Meanwhile, yes, the long held question of whether art exists in the moment of completion/presentation, or the moment of reception. Is the significant gesture in the declaration "formula finished"? Is it when the aging and blending and whatnot are complete and the juice is in the bottle? Is it when a member of the audience spritzes and experienced that realized formula?
Okay, I am now laughing at myself--I feel the need to recognize that one of the things I loved about perfume, when I found it, was that it allowed me to go "mmmmmmmm" without words. Thanks for giving my thinker a chance to express itself. :)
ScetnScelf, your "mmm" moment is what I call "the Moan". However artful a composition is, that's still what we're looking for. The thinking can come later.RépondreSupprimer
As for the hand... what's at play here is not necessarily the gesture of the perfumer himself, since the blending (actually called "weighing") is done by technicians. There is probably a level of trial and error, of experience, but also something that is grounded not in the rational but in some sort of instinctive relationship to materials, and thus can only be transmitted, not taught. Perfumers may or may not have it, especially since in most cases they don't do the actual weighing. When I interviewed Bertrand Duchaufour he said he was convinced the evolution in his style came from the fact that he no longer worked with an assistant and was therefore in direct contact with his materials, in a more intimate relationship with them.
About the stage at which perfume is considered art, I asked Michel Roudnitska about his father's point of view, since Edmond Roudnitska was one of the few perfumers who actually attempted to approach perfumery from a theoretical standpoint, and the answer was: it's the writing of the formula, and all that leads up to it, that is the artistic gesture. What the perfume becomes, its commercial destiny, is another matter.
Sorry I'm only just getting to read this incredibly informative article, Denyse. There's so much here to learn. And yes, I'm putting the Osmothèque at the top of my "must visit" list for 2011.RépondreSupprimer
Dear Denyse, I have just noticed news on Cartier de Lune fragrance. I wonder if tried it already- love many of Mathilde Laurent's compositions and I am really curious about your impressions! With regards, ElaRépondreSupprimer
Jarvis, my only regret is that the conference was so short -- two hours seems like a lot, but not when you're discovering so many things! You definitely need to get to the Osmothèque this spring.RépondreSupprimer
Ela, I have already tried Cartier de Lune and will write a review shortly.RépondreSupprimer
Dear Denyse, Happy New Year to you! When we three met before Christmas I think you mentioned the Habanita/Nuit de Noel connection.

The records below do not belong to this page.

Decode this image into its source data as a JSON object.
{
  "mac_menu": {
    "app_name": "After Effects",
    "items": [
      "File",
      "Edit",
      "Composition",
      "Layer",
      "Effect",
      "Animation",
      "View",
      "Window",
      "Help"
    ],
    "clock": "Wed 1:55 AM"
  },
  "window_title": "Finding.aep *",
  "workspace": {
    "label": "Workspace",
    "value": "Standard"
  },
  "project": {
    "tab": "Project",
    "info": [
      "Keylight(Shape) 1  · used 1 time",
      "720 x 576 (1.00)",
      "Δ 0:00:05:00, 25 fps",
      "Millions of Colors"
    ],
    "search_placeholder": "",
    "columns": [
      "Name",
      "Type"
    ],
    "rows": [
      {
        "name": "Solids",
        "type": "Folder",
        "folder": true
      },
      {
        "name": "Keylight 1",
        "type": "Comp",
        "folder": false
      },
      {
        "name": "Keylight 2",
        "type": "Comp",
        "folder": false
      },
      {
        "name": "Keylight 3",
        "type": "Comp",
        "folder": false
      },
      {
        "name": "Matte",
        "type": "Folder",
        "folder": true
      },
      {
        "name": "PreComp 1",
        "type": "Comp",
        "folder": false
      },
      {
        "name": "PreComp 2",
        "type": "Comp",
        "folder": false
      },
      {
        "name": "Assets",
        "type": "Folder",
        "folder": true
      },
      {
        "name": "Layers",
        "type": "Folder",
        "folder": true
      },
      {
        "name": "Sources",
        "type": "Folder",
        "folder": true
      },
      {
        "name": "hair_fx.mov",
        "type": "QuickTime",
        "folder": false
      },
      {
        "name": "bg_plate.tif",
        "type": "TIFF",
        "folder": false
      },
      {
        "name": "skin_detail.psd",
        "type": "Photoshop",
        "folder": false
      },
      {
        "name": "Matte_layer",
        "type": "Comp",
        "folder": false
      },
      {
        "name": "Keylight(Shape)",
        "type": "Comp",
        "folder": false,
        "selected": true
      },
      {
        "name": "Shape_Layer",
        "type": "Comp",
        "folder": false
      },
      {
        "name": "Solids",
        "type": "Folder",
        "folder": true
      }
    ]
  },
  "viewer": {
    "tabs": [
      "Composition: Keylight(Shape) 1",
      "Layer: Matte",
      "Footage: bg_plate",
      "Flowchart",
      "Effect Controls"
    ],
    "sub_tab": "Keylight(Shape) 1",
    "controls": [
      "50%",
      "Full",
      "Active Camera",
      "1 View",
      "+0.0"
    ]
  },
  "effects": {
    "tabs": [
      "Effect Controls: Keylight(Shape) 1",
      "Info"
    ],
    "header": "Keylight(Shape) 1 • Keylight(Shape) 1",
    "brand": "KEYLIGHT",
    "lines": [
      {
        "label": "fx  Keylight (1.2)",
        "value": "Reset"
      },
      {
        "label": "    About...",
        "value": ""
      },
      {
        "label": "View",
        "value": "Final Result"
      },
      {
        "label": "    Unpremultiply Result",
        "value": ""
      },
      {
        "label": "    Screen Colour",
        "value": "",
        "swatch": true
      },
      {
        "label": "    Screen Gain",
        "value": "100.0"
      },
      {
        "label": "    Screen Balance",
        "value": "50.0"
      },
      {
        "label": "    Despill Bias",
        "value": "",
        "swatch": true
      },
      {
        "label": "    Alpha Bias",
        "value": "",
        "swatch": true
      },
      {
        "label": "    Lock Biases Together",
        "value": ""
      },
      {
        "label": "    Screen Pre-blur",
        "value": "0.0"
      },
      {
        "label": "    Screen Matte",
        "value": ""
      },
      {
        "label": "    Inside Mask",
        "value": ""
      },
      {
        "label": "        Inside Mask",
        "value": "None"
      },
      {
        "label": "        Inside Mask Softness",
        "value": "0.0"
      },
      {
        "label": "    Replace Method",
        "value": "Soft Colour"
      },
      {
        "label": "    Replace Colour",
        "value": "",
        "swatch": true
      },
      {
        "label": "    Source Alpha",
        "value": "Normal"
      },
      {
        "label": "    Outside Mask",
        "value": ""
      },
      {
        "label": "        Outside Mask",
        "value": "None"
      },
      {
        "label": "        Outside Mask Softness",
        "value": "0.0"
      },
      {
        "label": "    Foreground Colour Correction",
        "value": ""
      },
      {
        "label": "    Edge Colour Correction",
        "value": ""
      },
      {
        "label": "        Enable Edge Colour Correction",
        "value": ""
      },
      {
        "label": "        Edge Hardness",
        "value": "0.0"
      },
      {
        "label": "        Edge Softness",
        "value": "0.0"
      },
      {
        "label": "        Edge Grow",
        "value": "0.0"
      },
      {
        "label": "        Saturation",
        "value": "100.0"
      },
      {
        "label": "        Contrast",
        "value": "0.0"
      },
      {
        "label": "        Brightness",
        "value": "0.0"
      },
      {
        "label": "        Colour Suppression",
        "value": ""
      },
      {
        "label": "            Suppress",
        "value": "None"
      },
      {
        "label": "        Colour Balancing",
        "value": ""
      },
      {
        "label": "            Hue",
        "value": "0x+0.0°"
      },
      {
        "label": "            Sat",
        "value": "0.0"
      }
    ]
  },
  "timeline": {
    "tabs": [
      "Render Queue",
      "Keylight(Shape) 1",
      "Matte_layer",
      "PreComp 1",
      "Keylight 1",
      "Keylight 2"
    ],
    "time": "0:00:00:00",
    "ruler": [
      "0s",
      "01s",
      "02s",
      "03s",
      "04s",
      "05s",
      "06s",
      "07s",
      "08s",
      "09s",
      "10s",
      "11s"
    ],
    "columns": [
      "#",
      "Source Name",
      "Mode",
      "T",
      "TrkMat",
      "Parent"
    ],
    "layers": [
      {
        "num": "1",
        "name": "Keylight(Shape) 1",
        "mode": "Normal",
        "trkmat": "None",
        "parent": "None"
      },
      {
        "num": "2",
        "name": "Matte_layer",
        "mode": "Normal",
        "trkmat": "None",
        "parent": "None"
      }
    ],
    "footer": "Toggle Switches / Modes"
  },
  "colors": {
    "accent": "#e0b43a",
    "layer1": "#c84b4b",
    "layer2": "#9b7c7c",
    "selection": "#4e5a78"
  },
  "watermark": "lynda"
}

I was only dimly aware of it then having only a drop of the reform NdN parfum as reference (agree with TPG - marrons glace, nice but.......)and a remembrance of Habanita. Then I received the sample of vintage NdN parfum I'd ordered and oh! Now I get it. I read up NdN in The Perfume Legends book (and Roja Dove's to be fair) and learned the name of Marie-Therese de Laire and gave thanks I had been able to smell something descended from her stunning creation. I will dig out the sample of Papyrus de Ciane (is that right?) by PG and sniff again with a "new" nose. Do you know who made the bases Germaine Cellier was so fond of using? Thanks for a fascinating post and for provoking such an interesting discussion in the comments. NicolaRépondreSupprimer
Nicola, Germaine Cellier worked for Roure, which was later bought by Givaudan, but I would imagine that then as now, perfume companies bought products from each other (though priority was certainly given to their own bases).RépondreSupprimer
About the Mousse de Saxe, Jean Kerléo mentioned it being used also in Le Chic by Molyneux, and possibly in Chanel Bois des Iles.
Papyrus de Ciane does contain a re-creation of the Mousse de Saxe (not sold by De Laire, Pierre Guillaume said he worked with people who used to work there).